Previously we answered the most common questions about the OCSP. Another element involved in the creation and verification of signatures is timestamping. This blog covers how timestamping works, what a Timestamp Authority is, and why timestamping is beneficial to the longevity and legality of digital signatures.
How does timestamping work?
Timestamping can be used to independently and irrefutably prove the time of a transaction, the time a document was signed and when it was archived.
RFC 3161 and RFC 5816 are standards for secure cryptographic timestamping and what products and organisations must include in timestamps. This includes providing a trustworthy source of time, a trustworthy time value and a unique identifier for each timestamp that has been issued.
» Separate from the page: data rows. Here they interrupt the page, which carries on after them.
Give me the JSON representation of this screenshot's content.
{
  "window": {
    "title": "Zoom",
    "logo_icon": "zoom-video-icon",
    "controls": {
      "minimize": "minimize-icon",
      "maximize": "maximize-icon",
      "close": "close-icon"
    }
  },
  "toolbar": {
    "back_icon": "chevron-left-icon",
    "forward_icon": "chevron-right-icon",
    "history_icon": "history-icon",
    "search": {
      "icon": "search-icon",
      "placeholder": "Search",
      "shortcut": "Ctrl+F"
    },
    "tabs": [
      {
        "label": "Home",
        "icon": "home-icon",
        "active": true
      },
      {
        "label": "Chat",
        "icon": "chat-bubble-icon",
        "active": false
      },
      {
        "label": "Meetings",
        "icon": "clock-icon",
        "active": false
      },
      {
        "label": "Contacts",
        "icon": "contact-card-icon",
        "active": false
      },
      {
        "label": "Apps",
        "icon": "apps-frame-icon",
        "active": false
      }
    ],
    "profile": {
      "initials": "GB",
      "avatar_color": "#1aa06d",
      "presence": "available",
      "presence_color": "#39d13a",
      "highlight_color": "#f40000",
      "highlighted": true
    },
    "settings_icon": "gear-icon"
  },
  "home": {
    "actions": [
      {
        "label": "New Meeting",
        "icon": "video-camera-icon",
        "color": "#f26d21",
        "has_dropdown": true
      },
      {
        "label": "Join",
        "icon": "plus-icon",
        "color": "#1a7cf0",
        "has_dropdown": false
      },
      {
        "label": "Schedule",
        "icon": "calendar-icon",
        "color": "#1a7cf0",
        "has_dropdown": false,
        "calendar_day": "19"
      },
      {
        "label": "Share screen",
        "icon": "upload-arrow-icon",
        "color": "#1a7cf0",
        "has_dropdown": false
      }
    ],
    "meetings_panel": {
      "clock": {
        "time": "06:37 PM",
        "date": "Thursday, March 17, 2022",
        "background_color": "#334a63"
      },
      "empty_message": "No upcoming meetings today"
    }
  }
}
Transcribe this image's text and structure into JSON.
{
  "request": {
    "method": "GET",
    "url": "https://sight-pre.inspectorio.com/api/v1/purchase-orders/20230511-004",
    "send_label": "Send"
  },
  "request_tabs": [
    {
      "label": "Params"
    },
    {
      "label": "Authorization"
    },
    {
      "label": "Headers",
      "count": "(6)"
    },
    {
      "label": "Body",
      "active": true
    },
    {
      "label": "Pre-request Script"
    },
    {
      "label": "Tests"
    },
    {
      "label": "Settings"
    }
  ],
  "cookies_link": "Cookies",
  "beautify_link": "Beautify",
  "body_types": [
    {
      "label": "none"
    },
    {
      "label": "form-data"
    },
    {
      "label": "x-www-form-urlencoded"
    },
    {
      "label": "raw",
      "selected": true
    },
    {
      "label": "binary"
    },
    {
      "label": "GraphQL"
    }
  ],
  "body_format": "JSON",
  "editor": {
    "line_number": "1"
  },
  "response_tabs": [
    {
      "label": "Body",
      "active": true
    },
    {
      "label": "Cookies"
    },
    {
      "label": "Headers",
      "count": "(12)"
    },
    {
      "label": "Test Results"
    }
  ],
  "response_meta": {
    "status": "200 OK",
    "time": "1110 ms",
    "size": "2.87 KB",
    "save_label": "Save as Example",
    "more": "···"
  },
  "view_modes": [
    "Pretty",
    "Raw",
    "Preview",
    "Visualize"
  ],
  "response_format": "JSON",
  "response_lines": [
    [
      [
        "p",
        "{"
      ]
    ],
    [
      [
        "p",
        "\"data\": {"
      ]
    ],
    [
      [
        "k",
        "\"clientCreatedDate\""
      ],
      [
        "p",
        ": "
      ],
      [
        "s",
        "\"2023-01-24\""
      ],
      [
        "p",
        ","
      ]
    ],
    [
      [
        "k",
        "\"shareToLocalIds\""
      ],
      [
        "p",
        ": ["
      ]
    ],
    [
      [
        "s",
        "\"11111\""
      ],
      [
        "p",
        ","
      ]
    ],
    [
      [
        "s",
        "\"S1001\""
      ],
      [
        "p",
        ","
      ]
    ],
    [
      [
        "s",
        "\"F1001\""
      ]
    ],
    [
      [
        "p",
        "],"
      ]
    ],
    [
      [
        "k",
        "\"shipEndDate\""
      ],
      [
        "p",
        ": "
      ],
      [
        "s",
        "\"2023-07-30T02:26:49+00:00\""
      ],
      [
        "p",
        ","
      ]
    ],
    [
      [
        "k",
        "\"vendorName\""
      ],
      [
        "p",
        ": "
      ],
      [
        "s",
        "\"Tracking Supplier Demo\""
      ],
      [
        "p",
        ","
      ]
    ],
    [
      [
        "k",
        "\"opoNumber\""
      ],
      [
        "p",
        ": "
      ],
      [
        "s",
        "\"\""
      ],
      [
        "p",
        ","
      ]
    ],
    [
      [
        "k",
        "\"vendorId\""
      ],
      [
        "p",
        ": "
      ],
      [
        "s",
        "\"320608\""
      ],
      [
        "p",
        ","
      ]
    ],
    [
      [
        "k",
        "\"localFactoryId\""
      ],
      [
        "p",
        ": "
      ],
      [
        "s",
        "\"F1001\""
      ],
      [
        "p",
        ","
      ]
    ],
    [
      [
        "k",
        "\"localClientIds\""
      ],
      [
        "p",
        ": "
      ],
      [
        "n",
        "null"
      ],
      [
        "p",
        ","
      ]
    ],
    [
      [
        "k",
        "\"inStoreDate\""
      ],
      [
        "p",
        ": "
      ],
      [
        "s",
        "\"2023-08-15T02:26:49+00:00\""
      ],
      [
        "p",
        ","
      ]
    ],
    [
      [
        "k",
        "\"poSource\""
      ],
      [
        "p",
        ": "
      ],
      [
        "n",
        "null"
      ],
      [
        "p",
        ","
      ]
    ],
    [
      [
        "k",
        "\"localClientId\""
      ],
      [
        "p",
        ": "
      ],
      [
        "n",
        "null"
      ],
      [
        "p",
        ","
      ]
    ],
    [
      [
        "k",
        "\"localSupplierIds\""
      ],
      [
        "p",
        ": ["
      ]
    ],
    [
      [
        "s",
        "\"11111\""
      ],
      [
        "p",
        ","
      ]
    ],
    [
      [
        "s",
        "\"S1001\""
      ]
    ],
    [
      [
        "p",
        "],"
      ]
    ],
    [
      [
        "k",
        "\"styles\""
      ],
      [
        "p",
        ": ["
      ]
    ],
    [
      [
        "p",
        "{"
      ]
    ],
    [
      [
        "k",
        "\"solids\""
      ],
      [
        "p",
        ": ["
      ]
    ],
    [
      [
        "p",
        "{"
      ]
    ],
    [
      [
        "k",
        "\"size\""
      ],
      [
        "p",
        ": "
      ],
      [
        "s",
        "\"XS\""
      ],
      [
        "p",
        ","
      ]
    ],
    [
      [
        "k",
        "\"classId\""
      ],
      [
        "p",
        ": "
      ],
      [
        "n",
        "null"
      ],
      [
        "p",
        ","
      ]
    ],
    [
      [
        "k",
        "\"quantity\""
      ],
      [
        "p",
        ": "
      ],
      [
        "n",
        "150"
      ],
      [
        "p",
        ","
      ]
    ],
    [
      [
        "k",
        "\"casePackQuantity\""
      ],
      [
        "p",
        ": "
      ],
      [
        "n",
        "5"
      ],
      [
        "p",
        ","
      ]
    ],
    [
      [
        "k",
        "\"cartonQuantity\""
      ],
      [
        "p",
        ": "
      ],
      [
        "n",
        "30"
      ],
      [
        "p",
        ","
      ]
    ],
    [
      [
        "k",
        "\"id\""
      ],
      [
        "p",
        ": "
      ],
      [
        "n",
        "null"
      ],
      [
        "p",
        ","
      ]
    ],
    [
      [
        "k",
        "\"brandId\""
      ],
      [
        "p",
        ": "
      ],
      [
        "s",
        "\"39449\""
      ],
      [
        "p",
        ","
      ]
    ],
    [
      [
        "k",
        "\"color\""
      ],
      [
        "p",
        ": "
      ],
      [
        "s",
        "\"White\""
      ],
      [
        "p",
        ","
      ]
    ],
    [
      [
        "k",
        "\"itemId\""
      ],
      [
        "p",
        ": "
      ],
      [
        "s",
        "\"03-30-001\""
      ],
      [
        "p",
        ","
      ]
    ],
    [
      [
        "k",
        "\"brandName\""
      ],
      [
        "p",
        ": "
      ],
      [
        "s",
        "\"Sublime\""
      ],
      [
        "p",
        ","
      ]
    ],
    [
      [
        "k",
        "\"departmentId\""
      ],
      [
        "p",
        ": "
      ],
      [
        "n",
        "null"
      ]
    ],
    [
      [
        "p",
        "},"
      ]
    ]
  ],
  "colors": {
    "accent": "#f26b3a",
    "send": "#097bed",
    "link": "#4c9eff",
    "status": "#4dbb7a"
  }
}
The TSA cryptographically binds the data’s unique hash / message digest / fingerprint with the current date and time that is synchronised with a trusted time source. This is done with a special digital signature, using a private signing key under the sole control of the TSA that should be generated and stored in a high-trust Hardware Security Module (HSM).
Can I timestamp the signature myself?
No, only a TSA can issue secure timestamps. For a timestamp to be valid and compliant with RFC 3161 and 5816 and provide independent evidence, a trusted timestamp has to be issued by a trusted third-party – that is a Timestamp Authority.
If you were to timestamp your own signature, it would call the document’s integrity into question. Having a trusted third-party attest that they received and signed the hash of the document at a specific date and time is the most trustworthy way to prove the authenticity of a document, both at the time it was signed and long into the future.
What happens if I don't timestamp the signature?
As we previously mentioned, timestamping can be used to prove that a document hasn’t been altered since the timestamp was issued.
If a document was disputed, it can be difficult to provide proof that the digital signature was valid at the time of signing without a timestamp. This is because most signing certificates expire after one or two years, making it difficult to prove the document’s validity several years into the future.
Without a timestamp for legally binding documents such as business contracts, someone could alter the clock on their computer and then alter and resign a document, which in turn could lead to costly legal battles as different parties dispute each other’s claims.
Timestamping is essentially an independent witness – providing the evidence required to show that the document is unchanged since the document hash was sent to the TSA at the time of signing.
Can a timestamp itself be cancelled or become invalid?
Timestamping provides integrity even after a signer’s digital credentials expire or are revoked. This enables the creation of long-term digital signatures that contain everything needed to verify the signature, the timestamp to provide the time of signing, plus the signature and the certificate chain validity data. This is hugely beneficial for long-term archiving.
Long-term signatures are supported in various ETSI signature formats: PAdES for PDF documents; XAdES for XML and CAdES for other data formats. This ensures that documents and data can be read and verified for a long time into the future – decades or more – even if credentials expire.
The combination of the TSA providing trusted time of signing and the Validation Authority (Online Certificate Status Protocol) providing proof that the signer’s certificate was not revoked, extends the lifetime of the signature up to 20 years (depending on the lifetime of the TSA certificate).Before this expiry date it is also possible to add another timestamp and extend the document validity further into the future.
Where do I find a timestamp server?
A Timestamp Server product can be deployed within an enterprise to provide private timestamping or can be obtained from a service provider. Determining the type of product or service you use will depend largely on your use case.
Timestamp services can be used for the following use cases:
- Document Signing
- Code Signing (Authenticode and Java Code Signing)
It’s important to ensure that a timestamping server complies with RFC 3161, 5816, ETSI EN 319 421 and ETSI EN 319 422.
The future of timestamping
Finally, there is always discussion about algorithm expiry and quantum computing. SHA-3 is now available as a hash algorithm, however it is unlikely to be widely available for another year or two in third party products, so some caution is advised.
This is on the Ascertia roadmap for support later in 2020. RSA is supported to 8192 bits so SHA-512 and RSA 4096 is still believed to be effective for 10+ years.
Shortly Ascertia will also support quantum safe algorithms so that should a breakthrough in quantum computing be seen, then all existing document signatures that are able to have an archive timestamp added, can have quantum safe timestamps added before quantum machines are realistically available. So if this affects you, ask Ascertia how its digital signatures can be interoperable today and still quantum safe tomorrow.